## Required work
Every line of the records that holds the word "score" should be copied out.

## Materials provided
--------------------------------------------------

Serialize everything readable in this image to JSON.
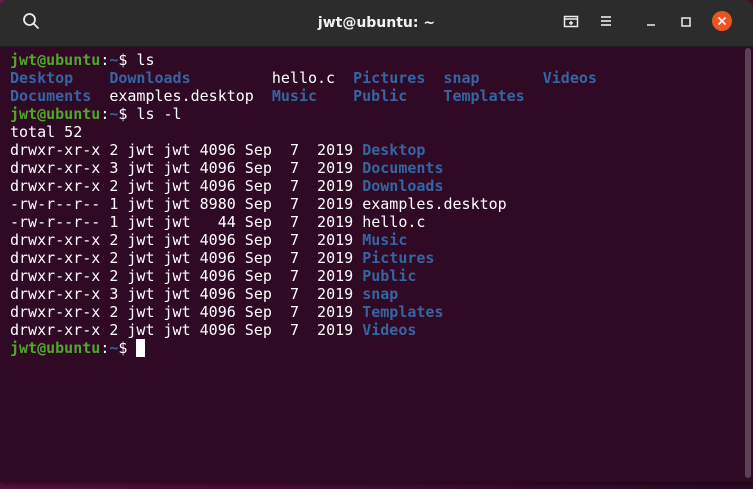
{
  "window": {
    "title": "jwt@ubuntu: ~",
    "close_color": "#e95420"
  },
  "prompt": {
    "user_host": "jwt@ubuntu",
    "colon": ":",
    "path": "~",
    "dollar": "$ "
  },
  "commands": {
    "ls": "ls",
    "ls_l": "ls -l"
  },
  "ls_output": [
    [
      {
        "name": "Desktop",
        "type": "dir"
      },
      {
        "name": "Downloads",
        "type": "dir"
      },
      {
        "name": "hello.c",
        "type": "file"
      },
      {
        "name": "Pictures",
        "type": "dir"
      },
      {
        "name": "snap",
        "type": "dir"
      },
      {
        "name": "Videos",
        "type": "dir"
      }
    ],
    [
      {
        "name": "Documents",
        "type": "dir"
      },
      {
        "name": "examples.desktop",
        "type": "file"
      },
      {
        "name": "Music",
        "type": "dir"
      },
      {
        "name": "Public",
        "type": "dir"
      },
      {
        "name": "Templates",
        "type": "dir"
      }
    ]
  ],
  "total_line": "total 52",
  "listing": [
    {
      "meta": "drwxr-xr-x 2 jwt jwt 4096 Sep  7  2019 ",
      "name": "Desktop",
      "type": "dir"
    },
    {
      "meta": "drwxr-xr-x 3 jwt jwt 4096 Sep  7  2019 ",
      "name": "Documents",
      "type": "dir"
    },
    {
      "meta": "drwxr-xr-x 2 jwt jwt 4096 Sep  7  2019 ",
      "name": "Downloads",
      "type": "dir"
    },
    {
      "meta": "-rw-r--r-- 1 jwt jwt 8980 Sep  7  2019 ",
      "name": "examples.desktop",
      "type": "file"
    },
    {
      "meta": "-rw-r--r-- 1 jwt jwt   44 Sep  7  2019 ",
      "name": "hello.c",
      "type": "file"
    },
    {
      "meta": "drwxr-xr-x 2 jwt jwt 4096 Sep  7  2019 ",
      "name": "Music",
      "type": "dir"
    },
    {
      "meta": "drwxr-xr-x 2 jwt jwt 4096 Sep  7  2019 ",
      "name": "Pictures",
      "type": "dir"
    },
    {
      "meta": "drwxr-xr-x 2 jwt jwt 4096 Sep  7  2019 ",
      "name": "Public",
      "type": "dir"
    },
    {
      "meta": "drwxr-xr-x 3 jwt jwt 4096 Sep  7  2019 ",
      "name": "snap",
      "type": "dir"
    },
    {
      "meta": "drwxr-xr-x 2 jwt jwt 4096 Sep  7  2019 ",
      "name": "Templates",
      "type": "dir"
    },
    {
      "meta": "drwxr-xr-x 2 jwt jwt 4096 Sep  7  2019 ",
      "name": "Videos",
      "type": "dir"
    }
  ],
  "icons": {
    "search": "search-icon",
    "new_tab": "new-tab-icon",
    "menu": "hamburger-menu-icon",
    "minimize": "minimize-icon",
    "maximize": "maximize-icon",
    "close": "close-icon"
  }
}
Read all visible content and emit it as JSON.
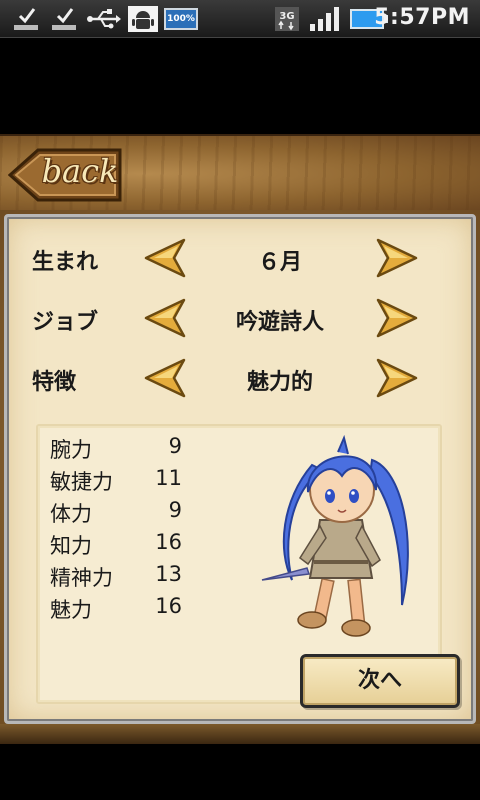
{
  "status_bar": {
    "battery_label": "100%",
    "network_label": "3G",
    "time": "5:57PM",
    "icons": [
      "check-icon",
      "check-icon",
      "usb-icon",
      "android-debug-icon",
      "battery-percent-icon",
      "3g-icon",
      "signal-icon",
      "battery-icon"
    ]
  },
  "header": {
    "back_label": "back"
  },
  "selectors": [
    {
      "label": "生まれ",
      "value": "６月"
    },
    {
      "label": "ジョブ",
      "value": "吟遊詩人"
    },
    {
      "label": "特徴",
      "value": "魅力的"
    }
  ],
  "stats": [
    {
      "name": "腕力",
      "value": "9"
    },
    {
      "name": "敏捷力",
      "value": "11"
    },
    {
      "name": "体力",
      "value": "9"
    },
    {
      "name": "知力",
      "value": "16"
    },
    {
      "name": "精神力",
      "value": "13"
    },
    {
      "name": "魅力",
      "value": "16"
    }
  ],
  "next_button": {
    "label": "次へ"
  },
  "colors": {
    "parchment": "#f3e6c6",
    "arrow_gold": "#e0a83a",
    "wood": "#8d642f",
    "character_hair": "#4a6fe0"
  }
}
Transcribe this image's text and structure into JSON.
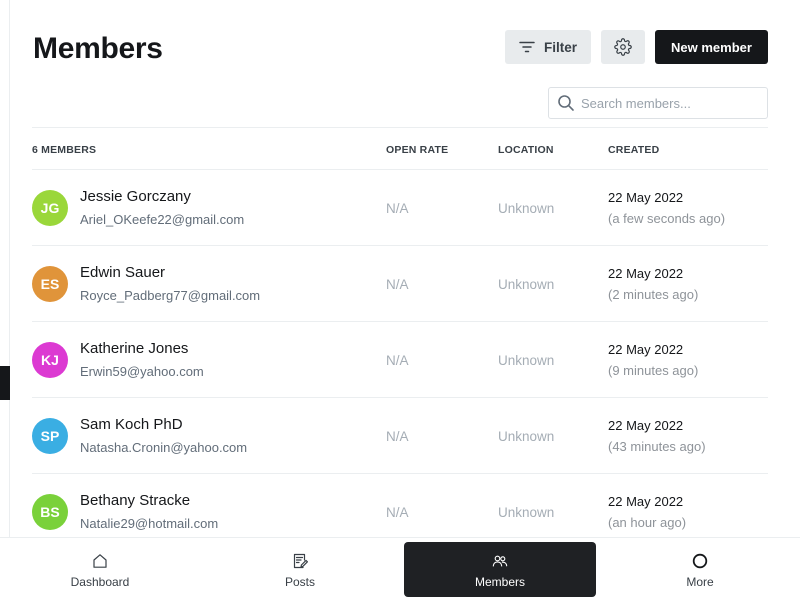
{
  "header": {
    "title": "Members",
    "filter_label": "Filter",
    "new_member_label": "New member"
  },
  "search": {
    "placeholder": "Search members...",
    "value": ""
  },
  "table": {
    "columns": {
      "members": "6 MEMBERS",
      "open_rate": "OPEN RATE",
      "location": "LOCATION",
      "created": "CREATED"
    },
    "rows": [
      {
        "initials": "JG",
        "avatar_color": "#9ad73a",
        "name": "Jessie Gorczany",
        "email": "Ariel_OKeefe22@gmail.com",
        "open_rate": "N/A",
        "location": "Unknown",
        "created_date": "22 May 2022",
        "created_ago": "(a few seconds ago)"
      },
      {
        "initials": "ES",
        "avatar_color": "#e0943a",
        "name": "Edwin Sauer",
        "email": "Royce_Padberg77@gmail.com",
        "open_rate": "N/A",
        "location": "Unknown",
        "created_date": "22 May 2022",
        "created_ago": "(2 minutes ago)"
      },
      {
        "initials": "KJ",
        "avatar_color": "#dc3ad2",
        "name": "Katherine Jones",
        "email": "Erwin59@yahoo.com",
        "open_rate": "N/A",
        "location": "Unknown",
        "created_date": "22 May 2022",
        "created_ago": "(9 minutes ago)"
      },
      {
        "initials": "SP",
        "avatar_color": "#3aaee3",
        "name": "Sam Koch PhD",
        "email": "Natasha.Cronin@yahoo.com",
        "open_rate": "N/A",
        "location": "Unknown",
        "created_date": "22 May 2022",
        "created_ago": "(43 minutes ago)"
      },
      {
        "initials": "BS",
        "avatar_color": "#7ad13a",
        "name": "Bethany Stracke",
        "email": "Natalie29@hotmail.com",
        "open_rate": "N/A",
        "location": "Unknown",
        "created_date": "22 May 2022",
        "created_ago": "(an hour ago)"
      }
    ]
  },
  "bottom_nav": {
    "items": [
      {
        "label": "Dashboard",
        "icon": "home-icon",
        "active": false
      },
      {
        "label": "Posts",
        "icon": "posts-icon",
        "active": false
      },
      {
        "label": "Members",
        "icon": "members-icon",
        "active": true
      },
      {
        "label": "More",
        "icon": "more-icon",
        "active": false
      }
    ]
  },
  "colors": {
    "primary_dark": "#15171a",
    "button_gray": "#e8ebed",
    "muted_text": "#a5adb5",
    "border": "#ebeef0"
  }
}
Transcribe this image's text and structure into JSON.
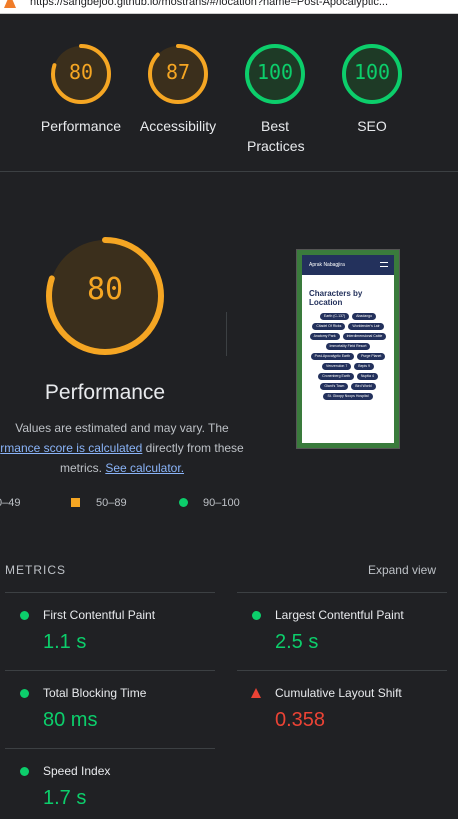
{
  "browser": {
    "url": "https://sangbejoo.github.io/mostrans/#/location?name=Post-Apocalyptic..."
  },
  "summary": {
    "gauges": [
      {
        "score": "80",
        "label": "Performance",
        "color": "#f5a623",
        "fraction": 0.8
      },
      {
        "score": "87",
        "label": "Accessibility",
        "color": "#f5a623",
        "fraction": 0.87
      },
      {
        "score": "100",
        "label": "Best Practices",
        "color": "#0cce6b",
        "fraction": 1.0
      },
      {
        "score": "100",
        "label": "SEO",
        "color": "#0cce6b",
        "fraction": 1.0
      }
    ]
  },
  "performance": {
    "score": "80",
    "fraction": 0.8,
    "title": "Performance",
    "desc_line1": "Values are estimated and may vary. The",
    "desc_link1": "rmance score is calculated",
    "desc_after_link1": " directly from these",
    "desc_line3": "metrics. ",
    "desc_link2": "See calculator."
  },
  "screenshot": {
    "header": "Aprak Nabagjira",
    "title": "Characters by Location",
    "chips": [
      "Earth (C-137)",
      "Abadango",
      "Citadel Of Ricks",
      "Worldender's Lair",
      "Anatomy Park",
      "Interdimensional Cable",
      "Immortality Field Resort",
      "Post-Apocalyptic Earth",
      "Purge Planet",
      "Venzenulon 7",
      "Bepis 9",
      "Cronenberg Earth",
      "Nuptia 4",
      "Giant's Town",
      "Bird World",
      "St. Gloopy Noops Hospital"
    ]
  },
  "legend": {
    "range_low": "0–49",
    "range_mid": "50–89",
    "range_high": "90–100",
    "color_mid": "#f5a623",
    "color_high": "#0cce6b"
  },
  "metrics": {
    "title": "METRICS",
    "expand_label": "Expand view",
    "items": [
      {
        "label": "First Contentful Paint",
        "value": "1.1 s",
        "status": "pass"
      },
      {
        "label": "Largest Contentful Paint",
        "value": "2.5 s",
        "status": "pass"
      },
      {
        "label": "Total Blocking Time",
        "value": "80 ms",
        "status": "pass"
      },
      {
        "label": "Cumulative Layout Shift",
        "value": "0.358",
        "status": "fail"
      },
      {
        "label": "Speed Index",
        "value": "1.7 s",
        "status": "pass"
      }
    ]
  }
}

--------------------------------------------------

## Answer for this exercise
        "score": "80",
        "score": "87",
        "score": "100",
        "score": "100",
    "score": "80",
    "desc_link1": "rmance score is calculated",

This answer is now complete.